|US20110111852 *||12 Nov 2009||12 May 2011||Igt||Touch screen displays with physical buttons for gaming devices|
|US20110266745 *||30 Apr 2010||3 Nov 2011||Global Gaming Group, Inc.||Multi-direction slot machine pay lines|
|US20140055377 *||25 Oct 2012||27 Feb 2014||Lg Electronics Inc.||Display device and method for controlling the same|
|US20140179413 *||8 Mar 2013||26 Jun 2014||Cadillac Jack||Electronic gaming system with human gesturing inputs|
|US20150024841 *||3 Apr 2014||22 Jan 2015||Atlas Gaming Technologies Pty. Ltd.||Gaming machine & method of play|
|U.S. Classification||463/16, 463/31, 463/30|
|Cooperative Classification||G07F17/3209, G07F17/32|
|European Classification||G07F17/32, G07F17/32C2D|
|24 Oct 2008||AS||Assignment|
Owner name: WMS GAMING INC., ILLINOIS
Free format text: ASSIGNMENT OF ASSIGNORS INTEREST;ASSIGNORS:PROHL, ANTHONY;SHIMABUKURO, JORGE L.;THOMAS, ALFRED;REEL/FRAME:021729/0773;SIGNING DATES FROM 20061103 TO 20061206
Owner name: WMS GAMING INC., ILLINOIS

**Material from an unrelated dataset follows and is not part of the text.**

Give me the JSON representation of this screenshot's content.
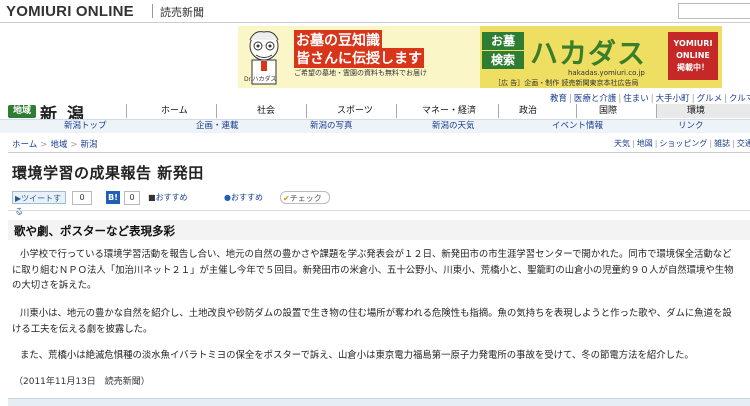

Free format text: ASSIGNMENT OF ASSIGNORS INTEREST;ASSIGNORS:PROHL, ANTHONY;SHIMABUKURO, JORGE L.;THOMAS, ALFRED;SIGNING DATES FROM 20061103 TO 20061206;REEL/FRAME:021729/0773
|18 Dec 2013||AS||Assignment|
Owner name: BANK OF AMERICA, N.A., AS COLLATERAL AGENT, TEXAS
Free format text: SECURITY AGREEMENT;ASSIGNORS:SCIENTIFIC GAMES INTERNATIONAL, INC.;WMS GAMING INC.;REEL/FRAME:031847/0110
Effective date: 20131018
|4 Dec 2014||AS||Assignment|
Owner name: DEUTSCHE BANK TRUST COMPANY AMERICAS, AS COLLATERA
Free format text: SECURITY AGREEMENT;ASSIGNORS:BALLY GAMING, INC;SCIENTIFIC GAMES INTERNATIONAL, INC;WMS GAMING INC.;REEL/FRAME:034530/0318
Effective date: 20141121
|6 May 2015||FPAY||Fee payment|
Year of fee payment: 4
|29 Jul 2015||AS||Assignment|
Owner name: BALLY GAMING, INC., NEVADA
Free format text: MERGER;ASSIGNOR:WMS GAMING INC.;REEL/FRAME:036225/0464
Effective date: 20150629